== Task details ==
Every entry below is to be returned unchanged. Images are not part of the copy.

========================

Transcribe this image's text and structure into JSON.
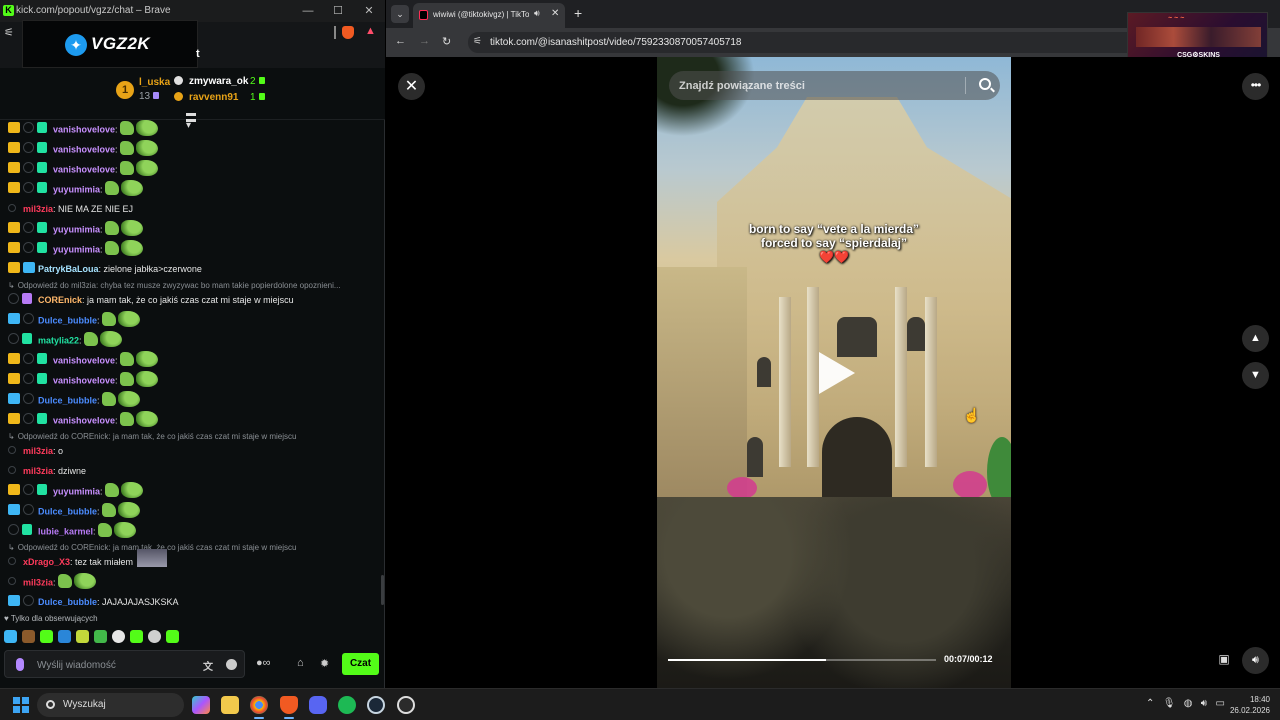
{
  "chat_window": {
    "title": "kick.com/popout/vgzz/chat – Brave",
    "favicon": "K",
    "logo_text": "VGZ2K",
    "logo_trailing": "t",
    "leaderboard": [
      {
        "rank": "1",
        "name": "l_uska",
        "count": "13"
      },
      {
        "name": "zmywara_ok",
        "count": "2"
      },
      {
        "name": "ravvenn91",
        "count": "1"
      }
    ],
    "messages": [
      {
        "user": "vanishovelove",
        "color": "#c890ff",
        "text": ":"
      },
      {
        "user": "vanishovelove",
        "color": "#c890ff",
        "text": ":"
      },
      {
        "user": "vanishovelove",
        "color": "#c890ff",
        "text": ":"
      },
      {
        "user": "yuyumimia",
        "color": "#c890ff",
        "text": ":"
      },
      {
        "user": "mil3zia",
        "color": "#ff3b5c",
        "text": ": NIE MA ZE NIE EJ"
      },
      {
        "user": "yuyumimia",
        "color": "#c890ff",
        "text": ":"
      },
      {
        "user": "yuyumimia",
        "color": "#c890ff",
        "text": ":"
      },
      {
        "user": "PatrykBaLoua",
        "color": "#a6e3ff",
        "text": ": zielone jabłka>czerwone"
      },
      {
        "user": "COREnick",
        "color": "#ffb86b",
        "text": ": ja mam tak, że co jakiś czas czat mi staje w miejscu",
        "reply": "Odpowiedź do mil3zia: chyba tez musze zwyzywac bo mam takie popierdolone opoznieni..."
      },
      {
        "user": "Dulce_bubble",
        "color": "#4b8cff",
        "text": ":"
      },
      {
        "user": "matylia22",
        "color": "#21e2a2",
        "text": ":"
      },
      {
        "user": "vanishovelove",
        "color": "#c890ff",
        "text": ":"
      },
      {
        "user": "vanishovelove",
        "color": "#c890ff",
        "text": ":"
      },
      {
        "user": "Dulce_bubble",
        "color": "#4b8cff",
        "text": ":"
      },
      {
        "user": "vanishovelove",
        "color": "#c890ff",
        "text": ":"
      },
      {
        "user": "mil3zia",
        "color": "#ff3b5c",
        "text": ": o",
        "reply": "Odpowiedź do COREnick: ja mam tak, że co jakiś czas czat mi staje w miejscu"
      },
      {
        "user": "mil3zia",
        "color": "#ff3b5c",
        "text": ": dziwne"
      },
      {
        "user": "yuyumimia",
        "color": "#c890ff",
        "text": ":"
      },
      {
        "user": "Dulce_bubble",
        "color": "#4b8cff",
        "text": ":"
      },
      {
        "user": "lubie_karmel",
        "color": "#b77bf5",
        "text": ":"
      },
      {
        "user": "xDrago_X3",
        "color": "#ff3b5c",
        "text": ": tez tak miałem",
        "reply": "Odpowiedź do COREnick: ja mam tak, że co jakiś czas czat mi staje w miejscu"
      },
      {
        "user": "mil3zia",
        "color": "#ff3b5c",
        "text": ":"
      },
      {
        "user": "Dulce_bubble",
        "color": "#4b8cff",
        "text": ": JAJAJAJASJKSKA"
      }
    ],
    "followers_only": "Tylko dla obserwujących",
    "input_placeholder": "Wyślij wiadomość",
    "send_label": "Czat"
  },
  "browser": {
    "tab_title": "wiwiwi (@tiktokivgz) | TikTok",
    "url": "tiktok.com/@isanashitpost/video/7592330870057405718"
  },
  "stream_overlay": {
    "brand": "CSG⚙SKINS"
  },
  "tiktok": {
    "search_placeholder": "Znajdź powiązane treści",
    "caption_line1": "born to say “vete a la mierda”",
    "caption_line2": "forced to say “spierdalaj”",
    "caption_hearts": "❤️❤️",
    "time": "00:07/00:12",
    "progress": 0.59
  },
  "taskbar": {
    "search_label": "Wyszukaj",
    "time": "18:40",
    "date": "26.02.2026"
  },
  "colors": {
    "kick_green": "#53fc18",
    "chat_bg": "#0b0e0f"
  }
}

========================

== Response to the task ==
Transcribe this image's text and structure into JSON.
{
  "chat_window": {
    "title": "kick.com/popout/vgzz/chat – Brave",
    "favicon": "K",
    "logo_text": "VGZ2K",
    "logo_trailing": "t",
    "leaderboard": [
      {
        "rank": "1",
        "name": "l_uska",
        "count": "13"
      },
      {
        "name": "zmywara_ok",
        "count": "2"
      },
      {
        "name": "ravvenn91",
        "count": "1"
      }
    ],
    "messages": [
      {
        "user": "vanishovelove",
        "color": "#c890ff",
        "text": ":"
      },
      {
        "user": "vanishovelove",
        "color": "#c890ff",
        "text": ":"
      },
      {
        "user": "vanishovelove",
        "color": "#c890ff",
        "text": ":"
      },
      {
        "user": "yuyumimia",
        "color": "#c890ff",
        "text": ":"
      },
      {
        "user": "mil3zia",
        "color": "#ff3b5c",
        "text": ": NIE MA ZE NIE EJ"
      },
      {
        "user": "yuyumimia",
        "color": "#c890ff",
        "text": ":"
      },
      {
        "user": "yuyumimia",
        "color": "#c890ff",
        "text": ":"
      },
      {
        "user": "PatrykBaLoua",
        "color": "#a6e3ff",
        "text": ": zielone jabłka>czerwone"
      },
      {
        "user": "COREnick",
        "color": "#ffb86b",
        "text": ": ja mam tak, że co jakiś czas czat mi staje w miejscu",
        "reply": "Odpowiedź do mil3zia: chyba tez musze zwyzywac bo mam takie popierdolone opoznieni..."
      },
      {
        "user": "Dulce_bubble",
        "color": "#4b8cff",
        "text": ":"
      },
      {
        "user": "matylia22",
        "color": "#21e2a2",
        "text": ":"
      },
      {
        "user": "vanishovelove",
        "color": "#c890ff",
        "text": ":"
      },
      {
        "user": "vanishovelove",
        "color": "#c890ff",
        "text": ":"
      },
      {
        "user": "Dulce_bubble",
        "color": "#4b8cff",
        "text": ":"
      },
      {
        "user": "vanishovelove",
        "color": "#c890ff",
        "text": ":"
      },
      {
        "user": "mil3zia",
        "color": "#ff3b5c",
        "text": ": o",
        "reply": "Odpowiedź do COREnick: ja mam tak, że co jakiś czas czat mi staje w miejscu"
      },
      {
        "user": "mil3zia",
        "color": "#ff3b5c",
        "text": ": dziwne"
      },
      {
        "user": "yuyumimia",
        "color": "#c890ff",
        "text": ":"
      },
      {
        "user": "Dulce_bubble",
        "color": "#4b8cff",
        "text": ":"
      },
      {
        "user": "lubie_karmel",
        "color": "#b77bf5",
        "text": ":"
      },
      {
        "user": "xDrago_X3",
        "color": "#ff3b5c",
        "text": ": tez tak miałem",
        "reply": "Odpowiedź do COREnick: ja mam tak, że co jakiś czas czat mi staje w miejscu"
      },
      {
        "user": "mil3zia",
        "color": "#ff3b5c",
        "text": ":"
      },
      {
        "user": "Dulce_bubble",
        "color": "#4b8cff",
        "text": ": JAJAJAJASJKSKA"
      }
    ],
    "followers_only": "Tylko dla obserwujących",
    "input_placeholder": "Wyślij wiadomość",
    "send_label": "Czat"
  },
  "browser": {
    "tab_title": "wiwiwi (@tiktokivgz) | TikTok",
    "url": "tiktok.com/@isanashitpost/video/7592330870057405718"
  },
  "stream_overlay": {
    "brand": "CSG⚙SKINS"
  },
  "tiktok": {
    "search_placeholder": "Znajdź powiązane treści",
    "caption_line1": "born to say “vete a la mierda”",
    "caption_line2": "forced to say “spierdalaj”",
    "caption_hearts": "❤️❤️",
    "time": "00:07/00:12",
    "progress": 0.59
  },
  "taskbar": {
    "search_label": "Wyszukaj",
    "time": "18:40",
    "date": "26.02.2026"
  },
  "colors": {
    "kick_green": "#53fc18",
    "chat_bg": "#0b0e0f"
  }
}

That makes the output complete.